§ WHAT YOU WILL DO
Can you pull out each line of the data below that includes the word "down"?

BEGIN

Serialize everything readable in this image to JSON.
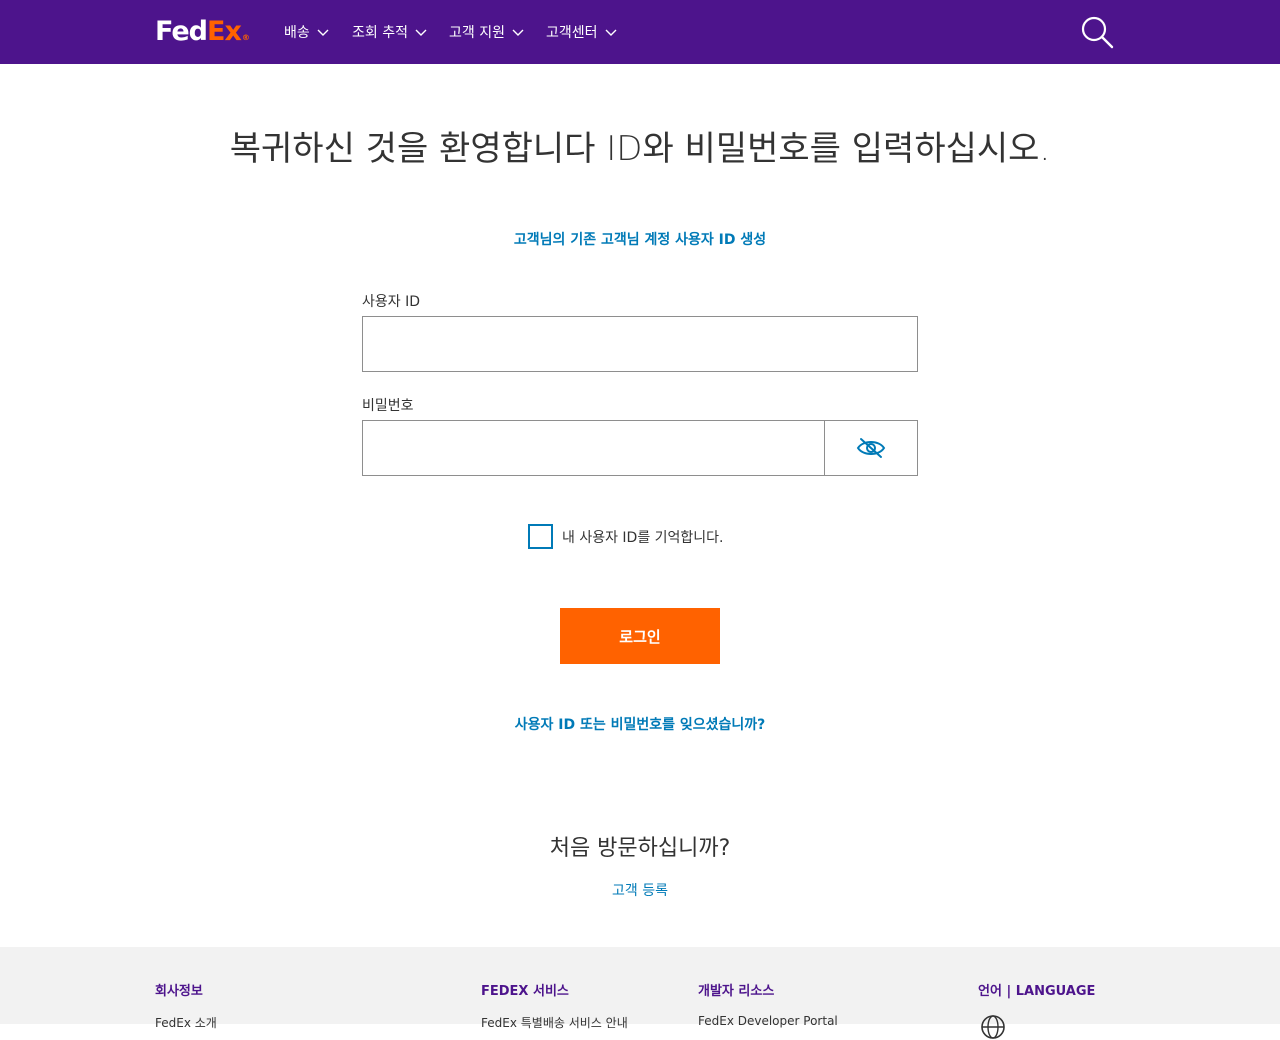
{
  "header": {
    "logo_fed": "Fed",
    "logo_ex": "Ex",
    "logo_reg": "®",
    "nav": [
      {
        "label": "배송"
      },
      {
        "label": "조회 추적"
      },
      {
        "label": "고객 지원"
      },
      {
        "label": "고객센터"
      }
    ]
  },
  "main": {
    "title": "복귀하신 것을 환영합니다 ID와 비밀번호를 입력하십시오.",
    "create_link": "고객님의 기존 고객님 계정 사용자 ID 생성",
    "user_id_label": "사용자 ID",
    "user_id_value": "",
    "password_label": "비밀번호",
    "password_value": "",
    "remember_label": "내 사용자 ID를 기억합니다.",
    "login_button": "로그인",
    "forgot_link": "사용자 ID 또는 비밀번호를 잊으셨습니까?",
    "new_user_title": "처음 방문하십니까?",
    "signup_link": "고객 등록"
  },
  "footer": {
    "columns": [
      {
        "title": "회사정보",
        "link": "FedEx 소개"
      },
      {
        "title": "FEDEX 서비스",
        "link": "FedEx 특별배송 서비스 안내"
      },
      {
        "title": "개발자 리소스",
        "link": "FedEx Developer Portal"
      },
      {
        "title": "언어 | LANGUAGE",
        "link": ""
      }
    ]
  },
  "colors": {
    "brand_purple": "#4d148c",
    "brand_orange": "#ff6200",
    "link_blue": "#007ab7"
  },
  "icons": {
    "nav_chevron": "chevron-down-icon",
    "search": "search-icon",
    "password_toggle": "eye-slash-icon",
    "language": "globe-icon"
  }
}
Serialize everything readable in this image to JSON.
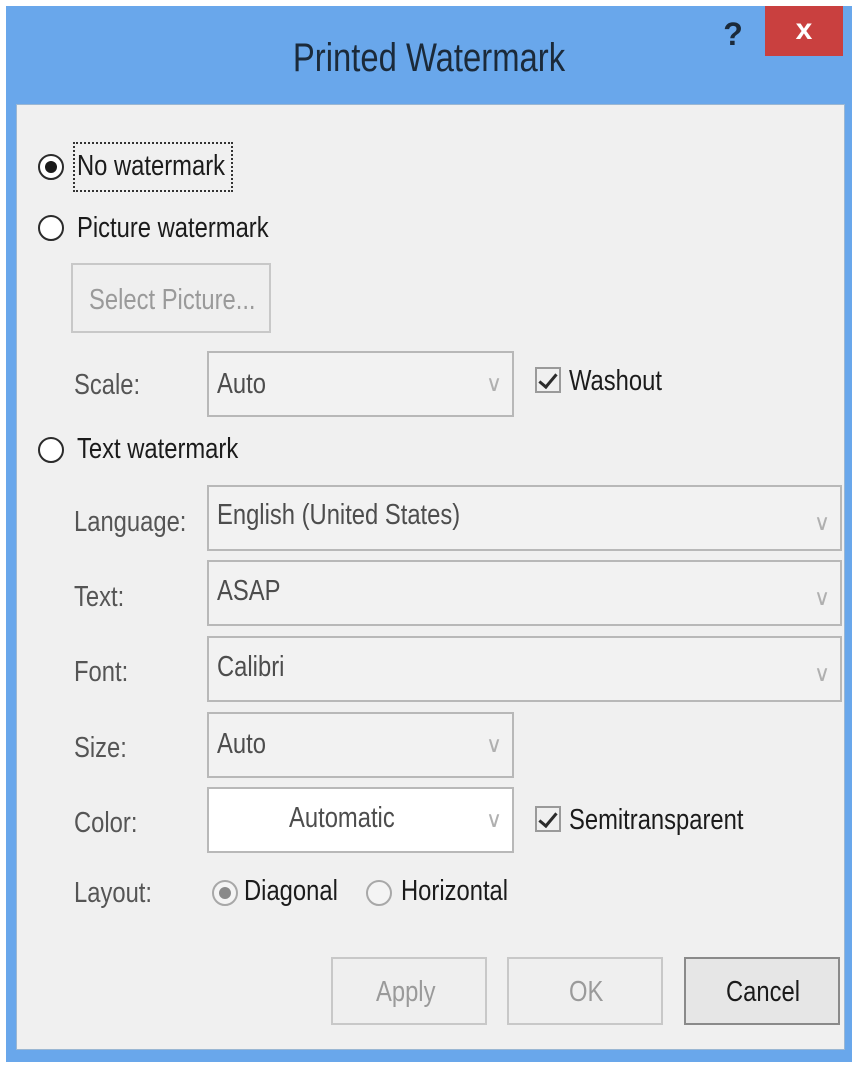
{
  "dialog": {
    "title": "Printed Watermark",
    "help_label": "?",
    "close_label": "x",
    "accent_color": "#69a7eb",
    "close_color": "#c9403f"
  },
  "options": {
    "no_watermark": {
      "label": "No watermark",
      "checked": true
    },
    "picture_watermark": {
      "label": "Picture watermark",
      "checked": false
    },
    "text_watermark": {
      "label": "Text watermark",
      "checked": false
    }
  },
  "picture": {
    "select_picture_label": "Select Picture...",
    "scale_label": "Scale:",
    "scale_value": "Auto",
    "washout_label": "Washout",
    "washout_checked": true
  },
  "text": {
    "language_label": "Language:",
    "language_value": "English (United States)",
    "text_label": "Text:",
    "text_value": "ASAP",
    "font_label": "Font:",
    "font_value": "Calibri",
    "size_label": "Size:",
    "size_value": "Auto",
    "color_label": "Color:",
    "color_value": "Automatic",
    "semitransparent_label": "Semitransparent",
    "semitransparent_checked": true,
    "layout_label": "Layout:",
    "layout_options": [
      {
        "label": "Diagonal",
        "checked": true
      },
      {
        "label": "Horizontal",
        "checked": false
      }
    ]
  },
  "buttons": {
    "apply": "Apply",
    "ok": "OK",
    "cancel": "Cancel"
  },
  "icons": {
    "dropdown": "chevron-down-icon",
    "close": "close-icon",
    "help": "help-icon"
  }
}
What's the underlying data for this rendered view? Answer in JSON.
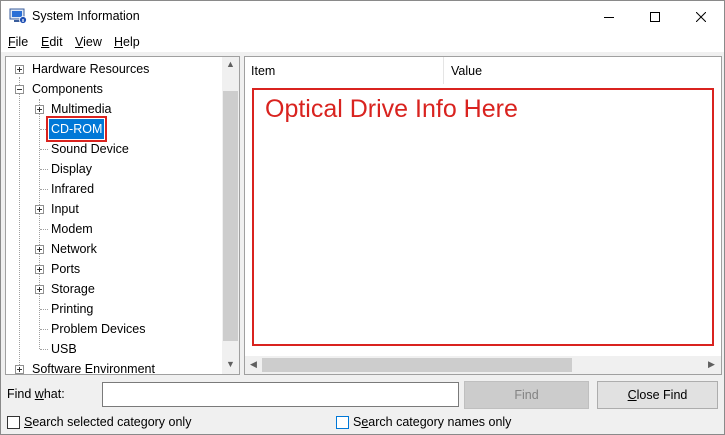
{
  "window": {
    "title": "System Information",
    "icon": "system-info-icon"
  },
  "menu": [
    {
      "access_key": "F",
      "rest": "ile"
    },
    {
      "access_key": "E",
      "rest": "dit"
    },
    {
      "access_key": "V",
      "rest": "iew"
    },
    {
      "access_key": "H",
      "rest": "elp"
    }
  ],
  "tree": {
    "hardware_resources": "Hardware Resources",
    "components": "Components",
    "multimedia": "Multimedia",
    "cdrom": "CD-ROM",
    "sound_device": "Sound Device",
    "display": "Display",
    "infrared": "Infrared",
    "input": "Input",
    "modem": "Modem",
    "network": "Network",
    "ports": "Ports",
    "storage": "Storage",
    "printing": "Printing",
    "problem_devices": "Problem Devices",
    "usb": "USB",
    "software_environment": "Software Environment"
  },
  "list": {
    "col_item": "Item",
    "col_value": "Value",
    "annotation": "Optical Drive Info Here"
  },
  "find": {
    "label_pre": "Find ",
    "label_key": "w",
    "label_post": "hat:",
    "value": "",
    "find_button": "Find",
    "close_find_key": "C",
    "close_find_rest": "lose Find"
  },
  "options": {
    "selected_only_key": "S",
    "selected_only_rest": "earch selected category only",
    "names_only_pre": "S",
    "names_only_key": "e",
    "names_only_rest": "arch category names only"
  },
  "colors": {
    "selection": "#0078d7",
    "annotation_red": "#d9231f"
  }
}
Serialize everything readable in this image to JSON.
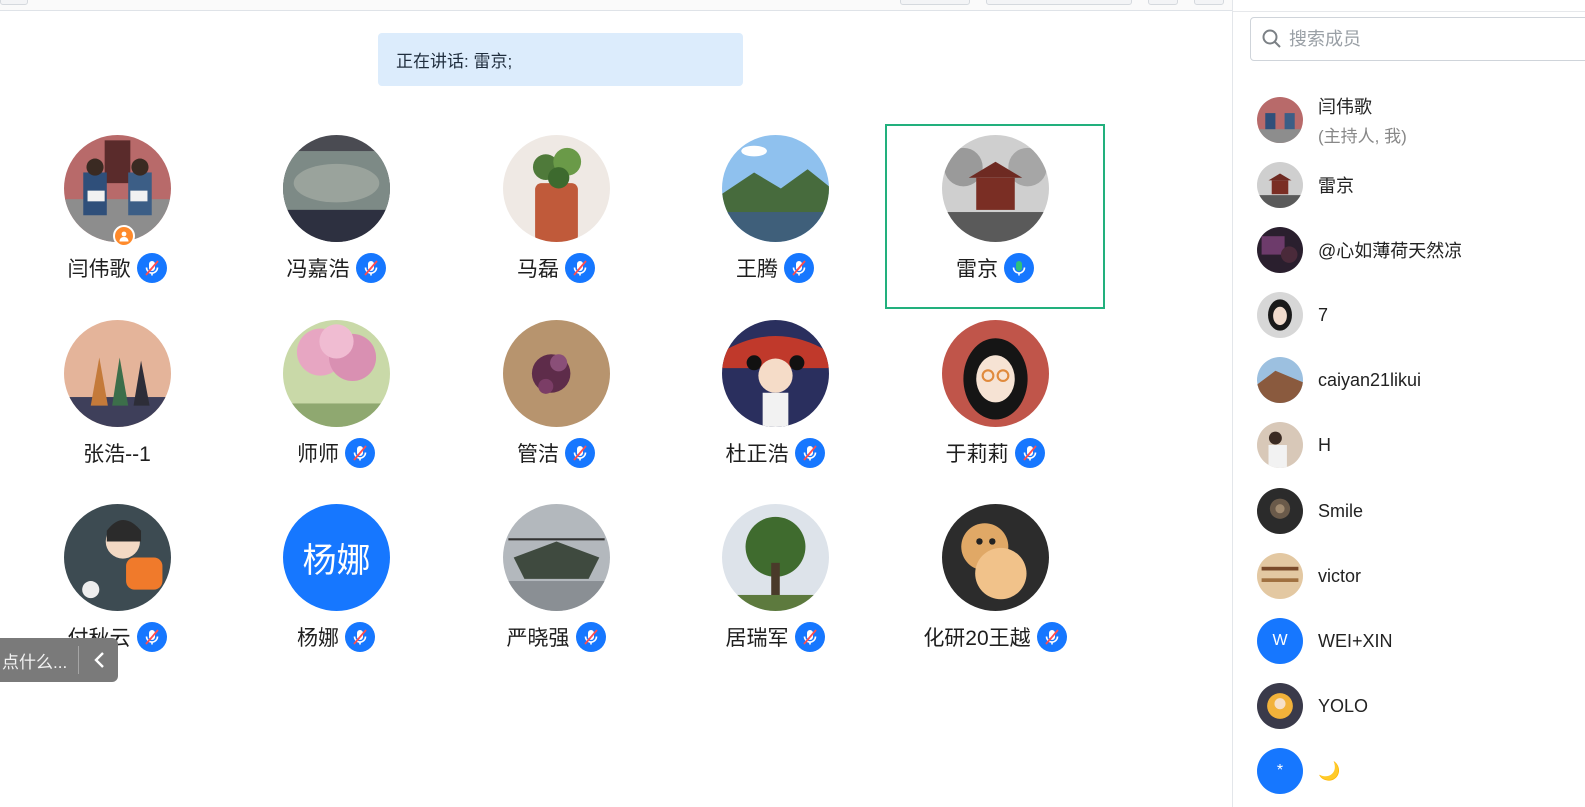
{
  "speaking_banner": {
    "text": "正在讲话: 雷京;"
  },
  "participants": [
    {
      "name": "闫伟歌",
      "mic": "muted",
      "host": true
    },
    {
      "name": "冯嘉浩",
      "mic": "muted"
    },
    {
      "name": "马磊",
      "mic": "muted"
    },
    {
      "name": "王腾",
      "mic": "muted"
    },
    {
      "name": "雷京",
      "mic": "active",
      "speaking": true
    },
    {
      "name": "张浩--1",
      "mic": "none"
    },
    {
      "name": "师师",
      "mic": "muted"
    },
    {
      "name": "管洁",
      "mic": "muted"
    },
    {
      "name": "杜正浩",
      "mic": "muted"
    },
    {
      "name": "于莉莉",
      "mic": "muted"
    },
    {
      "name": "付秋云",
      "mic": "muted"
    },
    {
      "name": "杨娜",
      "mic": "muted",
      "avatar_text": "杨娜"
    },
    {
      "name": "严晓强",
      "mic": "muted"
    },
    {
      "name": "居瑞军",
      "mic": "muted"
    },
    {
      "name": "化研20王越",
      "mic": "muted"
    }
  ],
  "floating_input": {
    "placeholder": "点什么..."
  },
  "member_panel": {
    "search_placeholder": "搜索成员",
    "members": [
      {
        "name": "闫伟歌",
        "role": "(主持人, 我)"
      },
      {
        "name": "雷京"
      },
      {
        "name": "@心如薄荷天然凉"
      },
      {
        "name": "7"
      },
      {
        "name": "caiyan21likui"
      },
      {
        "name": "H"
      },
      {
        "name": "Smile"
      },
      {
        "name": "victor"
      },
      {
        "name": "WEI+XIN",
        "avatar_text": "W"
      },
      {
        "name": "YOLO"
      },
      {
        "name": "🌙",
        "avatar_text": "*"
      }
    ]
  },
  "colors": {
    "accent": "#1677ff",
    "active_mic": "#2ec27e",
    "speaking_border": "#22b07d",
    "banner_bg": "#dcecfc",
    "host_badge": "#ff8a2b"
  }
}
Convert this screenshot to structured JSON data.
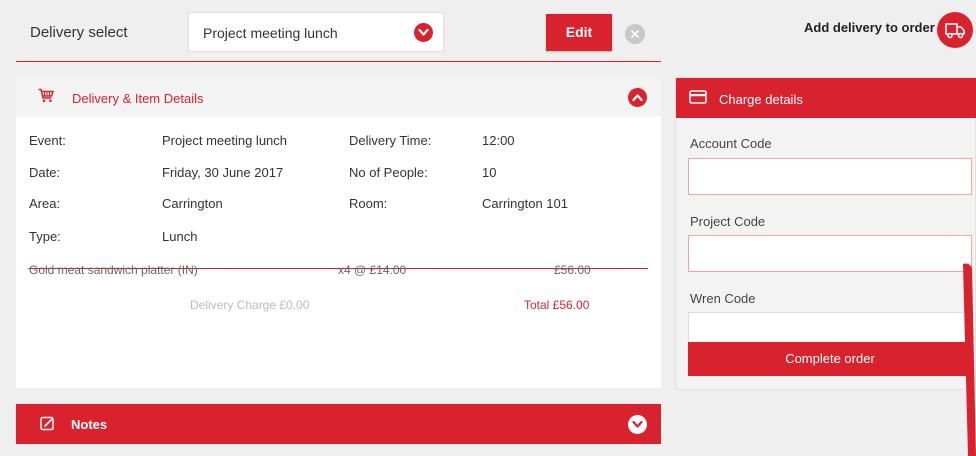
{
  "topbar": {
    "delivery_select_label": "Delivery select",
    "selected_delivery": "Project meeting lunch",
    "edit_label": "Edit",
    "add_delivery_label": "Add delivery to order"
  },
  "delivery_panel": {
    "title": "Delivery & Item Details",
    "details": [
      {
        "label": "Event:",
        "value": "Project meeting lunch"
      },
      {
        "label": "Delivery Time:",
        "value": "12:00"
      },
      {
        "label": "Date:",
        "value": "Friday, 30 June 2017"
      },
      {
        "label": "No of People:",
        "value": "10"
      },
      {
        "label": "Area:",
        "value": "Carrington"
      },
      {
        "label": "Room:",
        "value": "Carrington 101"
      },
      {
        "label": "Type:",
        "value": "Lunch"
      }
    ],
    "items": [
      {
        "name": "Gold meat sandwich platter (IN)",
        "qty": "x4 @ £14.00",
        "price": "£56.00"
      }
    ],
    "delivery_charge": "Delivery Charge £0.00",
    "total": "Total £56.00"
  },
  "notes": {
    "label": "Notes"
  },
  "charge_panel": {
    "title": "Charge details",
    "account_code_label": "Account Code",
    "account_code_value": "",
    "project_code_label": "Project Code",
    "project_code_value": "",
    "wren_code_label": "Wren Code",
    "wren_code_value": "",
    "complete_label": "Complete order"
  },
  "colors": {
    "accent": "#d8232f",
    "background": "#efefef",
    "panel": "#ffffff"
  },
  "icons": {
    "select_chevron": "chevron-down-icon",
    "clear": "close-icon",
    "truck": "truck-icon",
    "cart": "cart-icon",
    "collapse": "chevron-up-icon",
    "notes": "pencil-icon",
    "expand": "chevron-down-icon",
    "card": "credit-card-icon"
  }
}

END

§ EXERCISE ANSWER
    "nav_chevron": "chevron-down-icon",
    "dropdown": "chevron-down-icon",
    "select_chevron": "chevron-down-icon",
    "expand": "chevron-down-icon",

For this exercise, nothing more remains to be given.